(What to work on): Check the listing below for lines that hold "amount". How many are there? Please give only the number.

(Data section):

★ ★ ★ ★

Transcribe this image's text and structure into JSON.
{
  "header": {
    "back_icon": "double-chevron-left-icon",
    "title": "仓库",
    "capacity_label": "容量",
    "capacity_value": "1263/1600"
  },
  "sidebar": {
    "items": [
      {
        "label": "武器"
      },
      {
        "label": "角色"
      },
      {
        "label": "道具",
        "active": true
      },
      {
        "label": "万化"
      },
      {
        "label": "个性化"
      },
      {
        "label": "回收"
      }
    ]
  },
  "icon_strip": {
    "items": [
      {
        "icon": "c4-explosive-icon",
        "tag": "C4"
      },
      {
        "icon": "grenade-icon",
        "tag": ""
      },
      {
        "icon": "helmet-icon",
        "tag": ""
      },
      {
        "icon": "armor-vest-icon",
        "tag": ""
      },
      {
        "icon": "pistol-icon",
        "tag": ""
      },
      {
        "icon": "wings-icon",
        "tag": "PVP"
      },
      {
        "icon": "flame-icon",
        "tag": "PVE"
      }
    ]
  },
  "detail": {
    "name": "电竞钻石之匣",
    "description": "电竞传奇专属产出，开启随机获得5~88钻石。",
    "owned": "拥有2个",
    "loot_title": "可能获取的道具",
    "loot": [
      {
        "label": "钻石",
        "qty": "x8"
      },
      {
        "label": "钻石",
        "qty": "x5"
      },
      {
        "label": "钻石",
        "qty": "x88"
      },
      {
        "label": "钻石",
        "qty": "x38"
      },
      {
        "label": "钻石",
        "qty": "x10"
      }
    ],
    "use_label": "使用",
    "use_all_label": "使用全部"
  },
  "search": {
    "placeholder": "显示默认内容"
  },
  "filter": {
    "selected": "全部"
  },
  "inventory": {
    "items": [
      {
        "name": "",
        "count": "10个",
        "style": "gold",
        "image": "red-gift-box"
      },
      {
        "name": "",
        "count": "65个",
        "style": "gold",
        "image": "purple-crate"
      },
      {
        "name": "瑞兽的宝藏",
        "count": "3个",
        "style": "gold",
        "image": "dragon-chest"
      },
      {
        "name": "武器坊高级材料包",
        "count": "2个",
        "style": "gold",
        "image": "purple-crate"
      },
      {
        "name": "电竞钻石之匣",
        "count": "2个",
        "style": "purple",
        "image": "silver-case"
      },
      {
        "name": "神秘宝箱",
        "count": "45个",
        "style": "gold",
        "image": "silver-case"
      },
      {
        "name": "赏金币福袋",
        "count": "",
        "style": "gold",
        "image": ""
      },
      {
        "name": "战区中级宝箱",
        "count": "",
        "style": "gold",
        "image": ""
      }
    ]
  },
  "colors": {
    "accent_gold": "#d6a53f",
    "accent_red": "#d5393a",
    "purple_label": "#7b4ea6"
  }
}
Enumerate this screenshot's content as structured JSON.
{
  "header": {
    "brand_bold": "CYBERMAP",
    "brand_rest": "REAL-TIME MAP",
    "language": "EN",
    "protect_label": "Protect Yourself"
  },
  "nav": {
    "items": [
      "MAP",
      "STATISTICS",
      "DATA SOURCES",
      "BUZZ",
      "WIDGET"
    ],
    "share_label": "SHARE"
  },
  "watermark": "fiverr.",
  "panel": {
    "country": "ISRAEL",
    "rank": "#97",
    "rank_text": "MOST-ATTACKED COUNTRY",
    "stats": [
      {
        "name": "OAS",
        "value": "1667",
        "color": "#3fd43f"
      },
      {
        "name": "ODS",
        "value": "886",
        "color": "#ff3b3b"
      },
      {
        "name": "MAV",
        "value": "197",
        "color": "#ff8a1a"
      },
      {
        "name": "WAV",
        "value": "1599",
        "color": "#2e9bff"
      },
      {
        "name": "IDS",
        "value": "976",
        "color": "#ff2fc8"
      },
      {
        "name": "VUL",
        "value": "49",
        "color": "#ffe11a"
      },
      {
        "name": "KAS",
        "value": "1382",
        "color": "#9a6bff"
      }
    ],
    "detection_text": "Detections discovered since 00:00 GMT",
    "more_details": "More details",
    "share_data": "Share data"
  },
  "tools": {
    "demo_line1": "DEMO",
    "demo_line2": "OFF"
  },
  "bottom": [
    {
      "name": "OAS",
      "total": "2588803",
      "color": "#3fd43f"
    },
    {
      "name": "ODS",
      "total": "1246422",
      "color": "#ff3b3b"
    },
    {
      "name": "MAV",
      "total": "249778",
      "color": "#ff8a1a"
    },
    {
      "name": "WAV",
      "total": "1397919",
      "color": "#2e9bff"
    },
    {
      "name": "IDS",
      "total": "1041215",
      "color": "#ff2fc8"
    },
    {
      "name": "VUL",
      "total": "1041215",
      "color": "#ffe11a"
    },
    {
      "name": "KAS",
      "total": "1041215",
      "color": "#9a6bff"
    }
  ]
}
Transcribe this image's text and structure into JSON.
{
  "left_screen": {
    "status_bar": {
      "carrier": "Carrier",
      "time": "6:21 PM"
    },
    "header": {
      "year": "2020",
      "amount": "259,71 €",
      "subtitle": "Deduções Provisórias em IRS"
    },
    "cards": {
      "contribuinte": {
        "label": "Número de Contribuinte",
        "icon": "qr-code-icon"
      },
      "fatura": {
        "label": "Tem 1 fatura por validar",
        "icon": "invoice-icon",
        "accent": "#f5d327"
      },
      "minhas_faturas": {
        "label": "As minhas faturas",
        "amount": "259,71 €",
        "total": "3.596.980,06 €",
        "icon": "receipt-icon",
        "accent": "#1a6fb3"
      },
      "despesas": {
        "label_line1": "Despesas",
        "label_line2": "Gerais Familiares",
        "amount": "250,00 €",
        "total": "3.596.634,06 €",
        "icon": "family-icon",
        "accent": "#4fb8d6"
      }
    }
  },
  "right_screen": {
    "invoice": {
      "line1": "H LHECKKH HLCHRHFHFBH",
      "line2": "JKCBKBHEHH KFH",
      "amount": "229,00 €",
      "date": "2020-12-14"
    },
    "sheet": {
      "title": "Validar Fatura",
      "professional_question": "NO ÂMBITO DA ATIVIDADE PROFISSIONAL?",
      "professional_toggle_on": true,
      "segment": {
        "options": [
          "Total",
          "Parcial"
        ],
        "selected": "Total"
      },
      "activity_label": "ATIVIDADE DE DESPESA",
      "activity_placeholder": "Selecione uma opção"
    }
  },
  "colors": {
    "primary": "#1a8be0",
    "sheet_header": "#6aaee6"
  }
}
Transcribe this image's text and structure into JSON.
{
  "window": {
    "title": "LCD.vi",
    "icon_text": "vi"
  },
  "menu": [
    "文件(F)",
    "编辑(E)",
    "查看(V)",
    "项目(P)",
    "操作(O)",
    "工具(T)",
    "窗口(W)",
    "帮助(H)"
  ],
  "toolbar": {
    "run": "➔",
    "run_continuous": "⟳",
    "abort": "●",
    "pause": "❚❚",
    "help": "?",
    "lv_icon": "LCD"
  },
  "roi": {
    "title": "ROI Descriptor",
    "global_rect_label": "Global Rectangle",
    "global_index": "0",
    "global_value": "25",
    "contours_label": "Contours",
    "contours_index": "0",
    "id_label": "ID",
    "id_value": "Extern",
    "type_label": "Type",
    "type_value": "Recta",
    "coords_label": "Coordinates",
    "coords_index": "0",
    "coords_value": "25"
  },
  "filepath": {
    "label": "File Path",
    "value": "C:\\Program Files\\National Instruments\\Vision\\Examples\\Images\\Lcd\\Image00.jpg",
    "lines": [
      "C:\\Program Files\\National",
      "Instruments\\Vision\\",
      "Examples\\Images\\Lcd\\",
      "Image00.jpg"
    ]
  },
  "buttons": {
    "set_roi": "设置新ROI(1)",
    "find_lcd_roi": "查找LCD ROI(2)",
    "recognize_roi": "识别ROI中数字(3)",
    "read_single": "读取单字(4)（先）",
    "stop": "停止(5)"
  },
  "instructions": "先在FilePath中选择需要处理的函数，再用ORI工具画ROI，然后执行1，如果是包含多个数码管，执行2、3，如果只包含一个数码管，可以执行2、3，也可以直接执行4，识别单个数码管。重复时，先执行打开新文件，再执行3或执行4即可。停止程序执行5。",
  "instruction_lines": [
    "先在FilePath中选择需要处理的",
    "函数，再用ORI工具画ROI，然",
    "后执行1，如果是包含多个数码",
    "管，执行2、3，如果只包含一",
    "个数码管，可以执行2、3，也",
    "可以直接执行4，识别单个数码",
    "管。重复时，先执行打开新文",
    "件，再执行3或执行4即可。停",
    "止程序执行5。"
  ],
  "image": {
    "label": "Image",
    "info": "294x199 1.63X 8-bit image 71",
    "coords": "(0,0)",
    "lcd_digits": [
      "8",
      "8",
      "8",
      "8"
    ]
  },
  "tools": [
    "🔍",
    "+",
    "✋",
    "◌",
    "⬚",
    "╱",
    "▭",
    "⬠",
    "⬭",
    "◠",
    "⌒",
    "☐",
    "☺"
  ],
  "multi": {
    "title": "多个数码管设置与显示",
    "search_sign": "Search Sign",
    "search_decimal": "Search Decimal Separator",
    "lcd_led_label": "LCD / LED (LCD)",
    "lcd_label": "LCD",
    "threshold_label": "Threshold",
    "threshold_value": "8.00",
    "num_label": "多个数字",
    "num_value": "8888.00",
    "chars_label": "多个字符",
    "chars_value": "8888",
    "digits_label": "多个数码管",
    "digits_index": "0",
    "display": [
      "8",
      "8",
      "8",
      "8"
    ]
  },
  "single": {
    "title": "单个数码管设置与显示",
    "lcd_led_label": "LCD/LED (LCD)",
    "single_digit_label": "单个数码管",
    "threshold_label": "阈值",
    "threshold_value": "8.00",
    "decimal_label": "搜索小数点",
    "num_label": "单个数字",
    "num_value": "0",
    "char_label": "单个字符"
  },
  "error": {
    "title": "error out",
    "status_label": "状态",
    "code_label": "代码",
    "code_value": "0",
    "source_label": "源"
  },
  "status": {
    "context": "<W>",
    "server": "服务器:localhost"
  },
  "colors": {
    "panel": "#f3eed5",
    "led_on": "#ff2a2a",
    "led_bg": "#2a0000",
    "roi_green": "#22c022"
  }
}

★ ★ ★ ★

(Finished task): 4